[Excerpts from an interface dataset]
---+---

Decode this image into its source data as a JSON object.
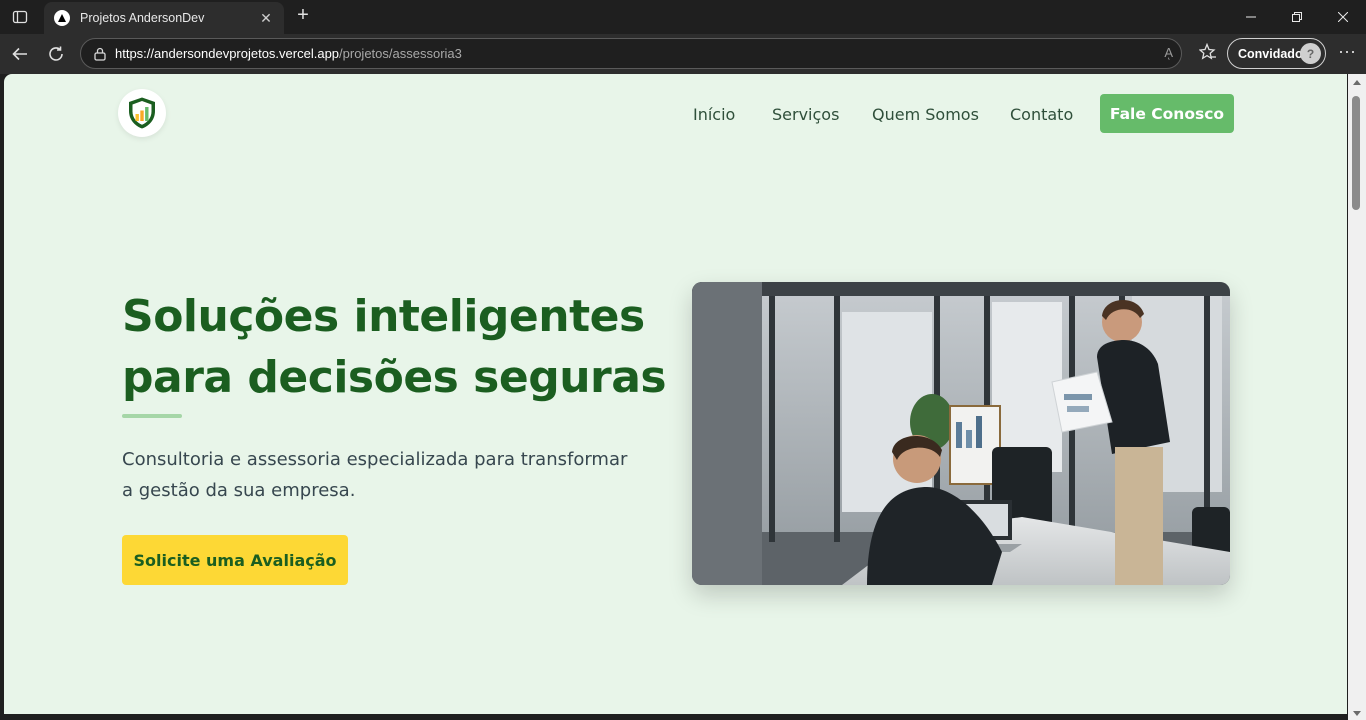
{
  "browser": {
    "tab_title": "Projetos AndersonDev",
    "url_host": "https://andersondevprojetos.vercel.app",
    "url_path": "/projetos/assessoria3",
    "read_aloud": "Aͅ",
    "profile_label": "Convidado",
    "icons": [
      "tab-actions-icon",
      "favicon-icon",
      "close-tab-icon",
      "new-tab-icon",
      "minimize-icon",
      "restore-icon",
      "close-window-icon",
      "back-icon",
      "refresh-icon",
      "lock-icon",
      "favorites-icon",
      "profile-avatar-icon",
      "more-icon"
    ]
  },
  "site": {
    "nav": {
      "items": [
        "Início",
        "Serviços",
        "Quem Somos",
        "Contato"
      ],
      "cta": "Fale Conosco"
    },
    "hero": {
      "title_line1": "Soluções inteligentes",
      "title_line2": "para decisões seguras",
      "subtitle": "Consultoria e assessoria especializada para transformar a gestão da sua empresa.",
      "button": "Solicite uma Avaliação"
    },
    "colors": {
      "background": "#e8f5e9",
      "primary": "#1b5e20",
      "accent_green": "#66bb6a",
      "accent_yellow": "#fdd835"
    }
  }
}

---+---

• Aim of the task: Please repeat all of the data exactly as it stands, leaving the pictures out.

• Your response:
Decode this image into its source data as a JSON object.
{
  "browser": {
    "tab_title": "Projetos AndersonDev",
    "url_host": "https://andersondevprojetos.vercel.app",
    "url_path": "/projetos/assessoria3",
    "read_aloud": "Aͅ",
    "profile_label": "Convidado",
    "icons": [
      "tab-actions-icon",
      "favicon-icon",
      "close-tab-icon",
      "new-tab-icon",
      "minimize-icon",
      "restore-icon",
      "close-window-icon",
      "back-icon",
      "refresh-icon",
      "lock-icon",
      "favorites-icon",
      "profile-avatar-icon",
      "more-icon"
    ]
  },
  "site": {
    "nav": {
      "items": [
        "Início",
        "Serviços",
        "Quem Somos",
        "Contato"
      ],
      "cta": "Fale Conosco"
    },
    "hero": {
      "title_line1": "Soluções inteligentes",
      "title_line2": "para decisões seguras",
      "subtitle": "Consultoria e assessoria especializada para transformar a gestão da sua empresa.",
      "button": "Solicite uma Avaliação"
    },
    "colors": {
      "background": "#e8f5e9",
      "primary": "#1b5e20",
      "accent_green": "#66bb6a",
      "accent_yellow": "#fdd835"
    }
  }
}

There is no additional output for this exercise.